# WHAT YOU NEED TO DO:
Wherever the string "ReserpineFS" appears in the entries below, return the line that holds it.

##### EXERCISE MATERIALS

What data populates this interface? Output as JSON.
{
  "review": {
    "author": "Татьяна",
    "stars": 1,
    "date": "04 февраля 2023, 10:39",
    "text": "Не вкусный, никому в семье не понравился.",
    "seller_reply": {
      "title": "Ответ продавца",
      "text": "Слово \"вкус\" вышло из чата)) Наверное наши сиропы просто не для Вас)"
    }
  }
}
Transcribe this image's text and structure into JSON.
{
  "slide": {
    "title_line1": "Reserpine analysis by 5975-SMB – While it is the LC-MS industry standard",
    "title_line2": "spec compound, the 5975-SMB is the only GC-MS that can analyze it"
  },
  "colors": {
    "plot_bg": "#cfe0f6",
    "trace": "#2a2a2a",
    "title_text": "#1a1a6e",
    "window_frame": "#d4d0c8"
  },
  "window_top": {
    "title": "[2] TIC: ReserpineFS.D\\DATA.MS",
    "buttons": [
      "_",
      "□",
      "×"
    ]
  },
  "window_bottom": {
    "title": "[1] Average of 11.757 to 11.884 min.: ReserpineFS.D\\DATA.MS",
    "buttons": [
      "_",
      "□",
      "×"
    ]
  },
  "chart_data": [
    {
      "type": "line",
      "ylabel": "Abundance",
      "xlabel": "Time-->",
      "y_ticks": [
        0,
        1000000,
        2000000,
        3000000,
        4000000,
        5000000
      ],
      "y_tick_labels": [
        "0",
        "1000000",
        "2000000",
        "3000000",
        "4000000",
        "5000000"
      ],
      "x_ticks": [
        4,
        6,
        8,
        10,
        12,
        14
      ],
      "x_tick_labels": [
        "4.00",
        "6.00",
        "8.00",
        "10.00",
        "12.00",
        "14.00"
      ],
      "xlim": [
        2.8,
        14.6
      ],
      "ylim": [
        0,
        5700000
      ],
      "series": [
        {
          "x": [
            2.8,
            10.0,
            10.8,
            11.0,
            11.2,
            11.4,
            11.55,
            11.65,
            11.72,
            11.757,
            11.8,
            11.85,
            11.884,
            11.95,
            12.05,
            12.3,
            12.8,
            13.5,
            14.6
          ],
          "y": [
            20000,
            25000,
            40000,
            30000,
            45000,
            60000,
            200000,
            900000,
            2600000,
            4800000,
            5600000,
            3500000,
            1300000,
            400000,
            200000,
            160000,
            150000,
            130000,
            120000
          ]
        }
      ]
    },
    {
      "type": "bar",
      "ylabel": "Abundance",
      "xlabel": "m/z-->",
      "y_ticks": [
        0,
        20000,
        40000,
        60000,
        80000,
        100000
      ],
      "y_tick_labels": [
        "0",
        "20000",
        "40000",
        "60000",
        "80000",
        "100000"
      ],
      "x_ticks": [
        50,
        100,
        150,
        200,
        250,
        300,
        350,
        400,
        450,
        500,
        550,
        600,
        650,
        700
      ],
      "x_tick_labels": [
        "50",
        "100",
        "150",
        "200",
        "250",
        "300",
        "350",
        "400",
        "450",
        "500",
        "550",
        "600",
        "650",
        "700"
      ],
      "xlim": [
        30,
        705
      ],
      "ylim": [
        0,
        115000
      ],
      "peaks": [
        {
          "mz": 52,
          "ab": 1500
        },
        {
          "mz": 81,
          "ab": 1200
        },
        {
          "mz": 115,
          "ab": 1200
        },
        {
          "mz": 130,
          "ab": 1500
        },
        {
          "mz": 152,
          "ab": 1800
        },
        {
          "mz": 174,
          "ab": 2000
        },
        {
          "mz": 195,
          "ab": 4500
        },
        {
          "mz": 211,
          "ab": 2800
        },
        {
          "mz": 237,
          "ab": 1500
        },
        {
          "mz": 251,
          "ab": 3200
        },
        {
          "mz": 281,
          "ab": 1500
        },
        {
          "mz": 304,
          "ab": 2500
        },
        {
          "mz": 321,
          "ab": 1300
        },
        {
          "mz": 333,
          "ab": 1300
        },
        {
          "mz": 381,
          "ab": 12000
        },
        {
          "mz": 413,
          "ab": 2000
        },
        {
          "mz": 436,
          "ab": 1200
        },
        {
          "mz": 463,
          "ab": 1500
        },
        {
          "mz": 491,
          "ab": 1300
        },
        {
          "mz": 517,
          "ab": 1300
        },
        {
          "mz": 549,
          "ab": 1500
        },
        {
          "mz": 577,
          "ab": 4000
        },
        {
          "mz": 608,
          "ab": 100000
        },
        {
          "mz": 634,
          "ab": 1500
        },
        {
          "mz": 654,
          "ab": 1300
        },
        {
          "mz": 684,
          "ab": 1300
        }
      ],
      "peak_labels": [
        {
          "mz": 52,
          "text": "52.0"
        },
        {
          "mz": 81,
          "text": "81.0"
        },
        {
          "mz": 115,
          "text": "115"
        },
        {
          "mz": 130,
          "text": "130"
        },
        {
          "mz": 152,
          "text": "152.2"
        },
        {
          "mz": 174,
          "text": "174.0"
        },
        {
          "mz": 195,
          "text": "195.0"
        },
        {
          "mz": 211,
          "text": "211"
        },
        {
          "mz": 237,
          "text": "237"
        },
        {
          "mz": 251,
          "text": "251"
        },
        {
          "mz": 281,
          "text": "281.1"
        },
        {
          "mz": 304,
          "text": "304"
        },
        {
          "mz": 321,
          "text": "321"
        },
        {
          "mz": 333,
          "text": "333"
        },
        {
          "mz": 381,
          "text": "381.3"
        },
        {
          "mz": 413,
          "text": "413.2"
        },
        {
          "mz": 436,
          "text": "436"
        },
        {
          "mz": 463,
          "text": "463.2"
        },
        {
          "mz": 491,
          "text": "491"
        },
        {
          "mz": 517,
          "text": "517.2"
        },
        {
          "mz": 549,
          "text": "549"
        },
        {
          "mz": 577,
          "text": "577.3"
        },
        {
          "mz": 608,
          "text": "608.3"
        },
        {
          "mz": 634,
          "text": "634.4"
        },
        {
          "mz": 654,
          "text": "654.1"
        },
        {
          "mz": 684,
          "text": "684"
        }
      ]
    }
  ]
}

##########

# TASK OUTPUT:
    "title": "[2] TIC: ReserpineFS.D\\DATA.MS",
    "title": "[1] Average of 11.757 to 11.884 min.: ReserpineFS.D\\DATA.MS",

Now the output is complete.